§ Prompt: Copy every record verbatim. Leave the pictures out.

--- Input records Enclosed Below ---

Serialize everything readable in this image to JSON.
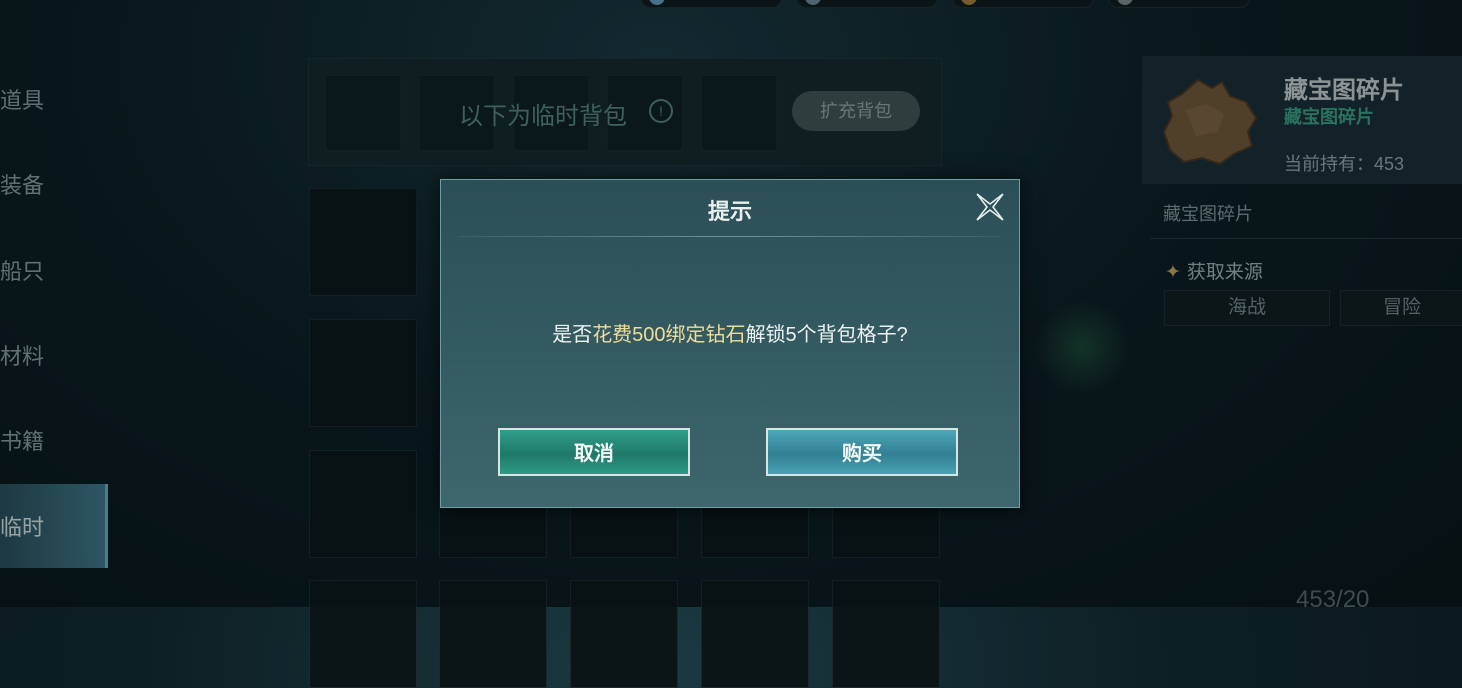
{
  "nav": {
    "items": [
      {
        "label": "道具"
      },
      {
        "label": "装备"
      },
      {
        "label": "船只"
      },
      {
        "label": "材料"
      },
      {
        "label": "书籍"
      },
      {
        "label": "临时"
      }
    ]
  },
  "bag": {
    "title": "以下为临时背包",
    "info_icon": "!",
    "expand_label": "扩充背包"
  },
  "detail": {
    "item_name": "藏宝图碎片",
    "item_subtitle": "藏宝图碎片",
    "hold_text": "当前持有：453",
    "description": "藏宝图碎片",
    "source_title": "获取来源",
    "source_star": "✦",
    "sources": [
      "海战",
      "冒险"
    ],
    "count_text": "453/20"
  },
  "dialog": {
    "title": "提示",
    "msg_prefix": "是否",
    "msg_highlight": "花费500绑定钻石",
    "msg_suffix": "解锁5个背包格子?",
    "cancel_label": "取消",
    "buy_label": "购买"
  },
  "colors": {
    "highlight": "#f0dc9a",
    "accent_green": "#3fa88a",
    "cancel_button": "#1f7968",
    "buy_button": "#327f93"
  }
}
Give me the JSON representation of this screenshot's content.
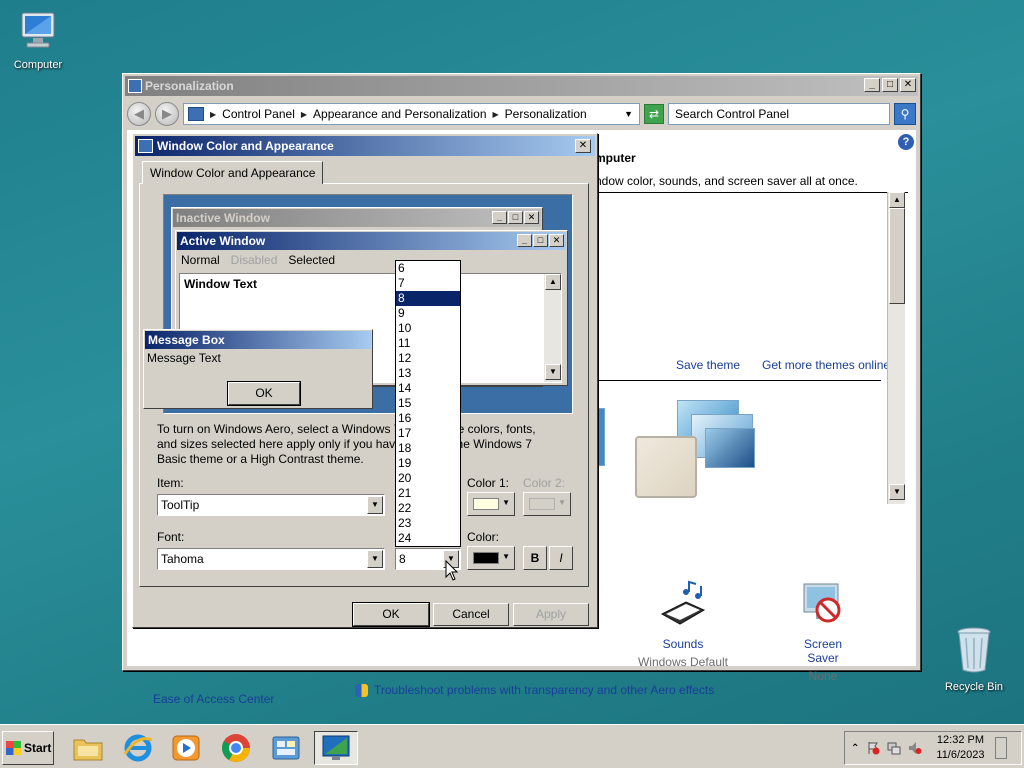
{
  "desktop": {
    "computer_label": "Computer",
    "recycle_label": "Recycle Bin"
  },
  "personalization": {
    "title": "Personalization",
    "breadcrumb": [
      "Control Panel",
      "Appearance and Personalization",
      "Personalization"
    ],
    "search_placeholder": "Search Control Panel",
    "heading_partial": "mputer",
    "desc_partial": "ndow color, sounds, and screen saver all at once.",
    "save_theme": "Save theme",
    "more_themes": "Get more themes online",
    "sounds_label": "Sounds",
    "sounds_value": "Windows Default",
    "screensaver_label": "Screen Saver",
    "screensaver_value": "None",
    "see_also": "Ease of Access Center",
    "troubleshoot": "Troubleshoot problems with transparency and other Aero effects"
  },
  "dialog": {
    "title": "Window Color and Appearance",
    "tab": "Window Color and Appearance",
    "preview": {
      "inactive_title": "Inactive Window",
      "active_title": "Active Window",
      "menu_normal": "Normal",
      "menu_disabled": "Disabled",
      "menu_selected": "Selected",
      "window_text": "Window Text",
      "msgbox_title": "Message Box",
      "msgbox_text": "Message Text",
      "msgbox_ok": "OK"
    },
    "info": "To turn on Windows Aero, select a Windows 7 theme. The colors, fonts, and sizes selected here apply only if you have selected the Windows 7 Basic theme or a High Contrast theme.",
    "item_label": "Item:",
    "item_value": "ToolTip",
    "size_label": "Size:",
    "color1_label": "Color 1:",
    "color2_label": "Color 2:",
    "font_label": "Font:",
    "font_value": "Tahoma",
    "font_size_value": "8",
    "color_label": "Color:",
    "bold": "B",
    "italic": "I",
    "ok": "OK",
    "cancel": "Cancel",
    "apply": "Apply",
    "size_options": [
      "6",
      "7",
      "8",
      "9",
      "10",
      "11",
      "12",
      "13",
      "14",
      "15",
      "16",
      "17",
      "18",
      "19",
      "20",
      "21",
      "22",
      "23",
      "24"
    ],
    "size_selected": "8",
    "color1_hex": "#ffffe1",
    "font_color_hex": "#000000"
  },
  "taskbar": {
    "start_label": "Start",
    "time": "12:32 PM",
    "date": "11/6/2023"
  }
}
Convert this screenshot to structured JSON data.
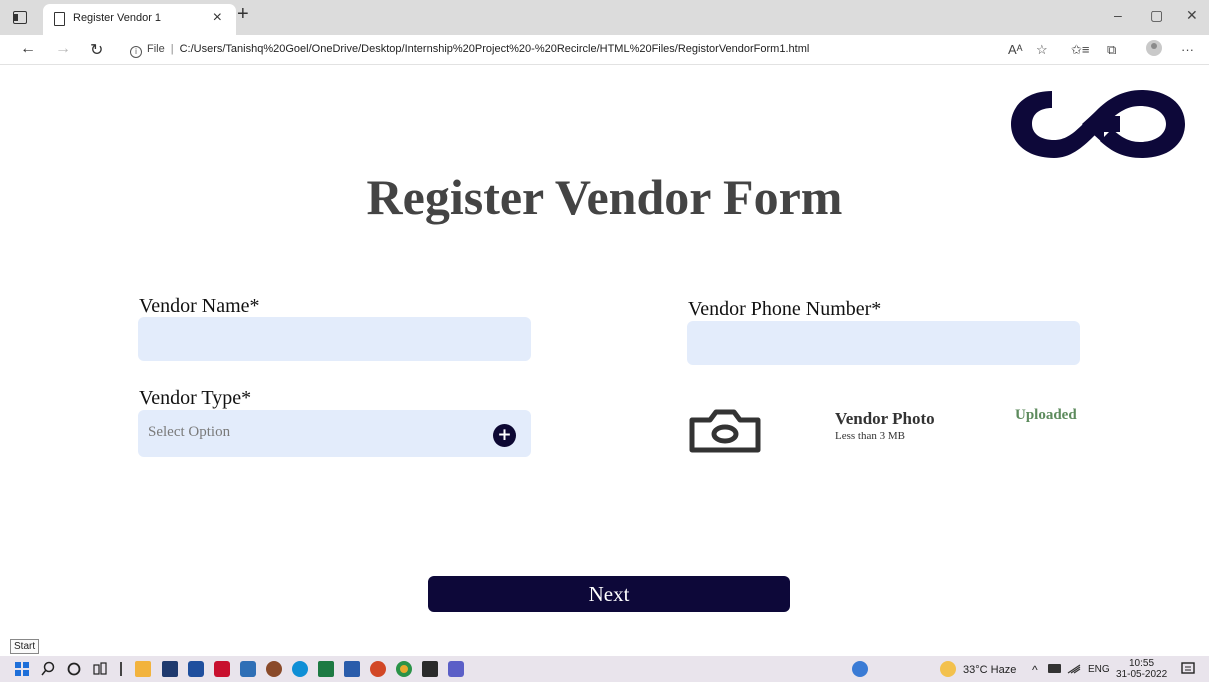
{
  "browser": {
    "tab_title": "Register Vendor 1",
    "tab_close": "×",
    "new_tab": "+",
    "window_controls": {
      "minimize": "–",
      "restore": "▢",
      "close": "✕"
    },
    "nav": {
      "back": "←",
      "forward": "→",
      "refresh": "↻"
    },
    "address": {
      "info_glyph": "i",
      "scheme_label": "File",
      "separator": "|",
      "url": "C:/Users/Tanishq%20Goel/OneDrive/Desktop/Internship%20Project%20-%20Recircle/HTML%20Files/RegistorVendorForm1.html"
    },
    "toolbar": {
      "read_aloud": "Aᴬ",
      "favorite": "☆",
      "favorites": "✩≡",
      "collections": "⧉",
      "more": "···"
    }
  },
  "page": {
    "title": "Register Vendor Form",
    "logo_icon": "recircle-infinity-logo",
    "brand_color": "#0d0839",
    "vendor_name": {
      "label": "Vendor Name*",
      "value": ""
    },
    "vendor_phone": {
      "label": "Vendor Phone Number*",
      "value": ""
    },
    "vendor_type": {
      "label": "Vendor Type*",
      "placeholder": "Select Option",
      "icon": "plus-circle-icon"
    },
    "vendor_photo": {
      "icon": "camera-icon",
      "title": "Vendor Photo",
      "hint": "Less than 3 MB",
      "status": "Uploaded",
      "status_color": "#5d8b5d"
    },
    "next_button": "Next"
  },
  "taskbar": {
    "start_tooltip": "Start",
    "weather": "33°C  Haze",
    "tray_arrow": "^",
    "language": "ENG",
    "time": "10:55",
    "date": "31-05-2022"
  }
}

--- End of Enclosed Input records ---

§ Written answer:
Serialize everything readable in this image to JSON.
{
  "nav": {
    "items": [
      {
        "label": "道具"
      },
      {
        "label": "装备"
      },
      {
        "label": "船只"
      },
      {
        "label": "材料"
      },
      {
        "label": "书籍"
      },
      {
        "label": "临时"
      }
    ]
  },
  "bag": {
    "title": "以下为临时背包",
    "info_icon": "!",
    "expand_label": "扩充背包"
  },
  "detail": {
    "item_name": "藏宝图碎片",
    "item_subtitle": "藏宝图碎片",
    "hold_text": "当前持有：453",
    "description": "藏宝图碎片",
    "source_title": "获取来源",
    "source_star": "✦",
    "sources": [
      "海战",
      "冒险"
    ],
    "count_text": "453/20"
  },
  "dialog": {
    "title": "提示",
    "msg_prefix": "是否",
    "msg_highlight": "花费500绑定钻石",
    "msg_suffix": "解锁5个背包格子?",
    "cancel_label": "取消",
    "buy_label": "购买"
  },
  "colors": {
    "highlight": "#f0dc9a",
    "accent_green": "#3fa88a",
    "cancel_button": "#1f7968",
    "buy_button": "#327f93"
  }
}
Give me the JSON representation of this screenshot's content.
{
  "desktop": {
    "computer_label": "Computer",
    "recycle_label": "Recycle Bin"
  },
  "personalization": {
    "title": "Personalization",
    "breadcrumb": [
      "Control Panel",
      "Appearance and Personalization",
      "Personalization"
    ],
    "search_placeholder": "Search Control Panel",
    "heading_partial": "mputer",
    "desc_partial": "ndow color, sounds, and screen saver all at once.",
    "save_theme": "Save theme",
    "more_themes": "Get more themes online",
    "sounds_label": "Sounds",
    "sounds_value": "Windows Default",
    "screensaver_label": "Screen Saver",
    "screensaver_value": "None",
    "see_also": "Ease of Access Center",
    "troubleshoot": "Troubleshoot problems with transparency and other Aero effects"
  },
  "dialog": {
    "title": "Window Color and Appearance",
    "tab": "Window Color and Appearance",
    "preview": {
      "inactive_title": "Inactive Window",
      "active_title": "Active Window",
      "menu_normal": "Normal",
      "menu_disabled": "Disabled",
      "menu_selected": "Selected",
      "window_text": "Window Text",
      "msgbox_title": "Message Box",
      "msgbox_text": "Message Text",
      "msgbox_ok": "OK"
    },
    "info": "To turn on Windows Aero, select a Windows 7 theme. The colors, fonts, and sizes selected here apply only if you have selected the Windows 7 Basic theme or a High Contrast theme.",
    "item_label": "Item:",
    "item_value": "ToolTip",
    "size_label": "Size:",
    "color1_label": "Color 1:",
    "color2_label": "Color 2:",
    "font_label": "Font:",
    "font_value": "Tahoma",
    "font_size_value": "8",
    "color_label": "Color:",
    "bold": "B",
    "italic": "I",
    "ok": "OK",
    "cancel": "Cancel",
    "apply": "Apply",
    "size_options": [
      "6",
      "7",
      "8",
      "9",
      "10",
      "11",
      "12",
      "13",
      "14",
      "15",
      "16",
      "17",
      "18",
      "19",
      "20",
      "21",
      "22",
      "23",
      "24"
    ],
    "size_selected": "8",
    "color1_hex": "#ffffe1",
    "font_color_hex": "#000000"
  },
  "taskbar": {
    "start_label": "Start",
    "time": "12:32 PM",
    "date": "11/6/2023"
  }
}
Convert this screenshot to structured JSON data.
{
  "browser": {
    "tab_title": "Register Vendor 1",
    "tab_close": "×",
    "new_tab": "+",
    "window_controls": {
      "minimize": "–",
      "restore": "▢",
      "close": "✕"
    },
    "nav": {
      "back": "←",
      "forward": "→",
      "refresh": "↻"
    },
    "address": {
      "info_glyph": "i",
      "scheme_label": "File",
      "separator": "|",
      "url": "C:/Users/Tanishq%20Goel/OneDrive/Desktop/Internship%20Project%20-%20Recircle/HTML%20Files/RegistorVendorForm1.html"
    },
    "toolbar": {
      "read_aloud": "Aᴬ",
      "favorite": "☆",
      "favorites": "✩≡",
      "collections": "⧉",
      "more": "···"
    }
  },
  "page": {
    "title": "Register Vendor Form",
    "logo_icon": "recircle-infinity-logo",
    "brand_color": "#0d0839",
    "vendor_name": {
      "label": "Vendor Name*",
      "value": ""
    },
    "vendor_phone": {
      "label": "Vendor Phone Number*",
      "value": ""
    },
    "vendor_type": {
      "label": "Vendor Type*",
      "placeholder": "Select Option",
      "icon": "plus-circle-icon"
    },
    "vendor_photo": {
      "icon": "camera-icon",
      "title": "Vendor Photo",
      "hint": "Less than 3 MB",
      "status": "Uploaded",
      "status_color": "#5d8b5d"
    },
    "next_button": "Next"
  },
  "taskbar": {
    "start_tooltip": "Start",
    "weather": "33°C  Haze",
    "tray_arrow": "^",
    "language": "ENG",
    "time": "10:55",
    "date": "31-05-2022"
  }
}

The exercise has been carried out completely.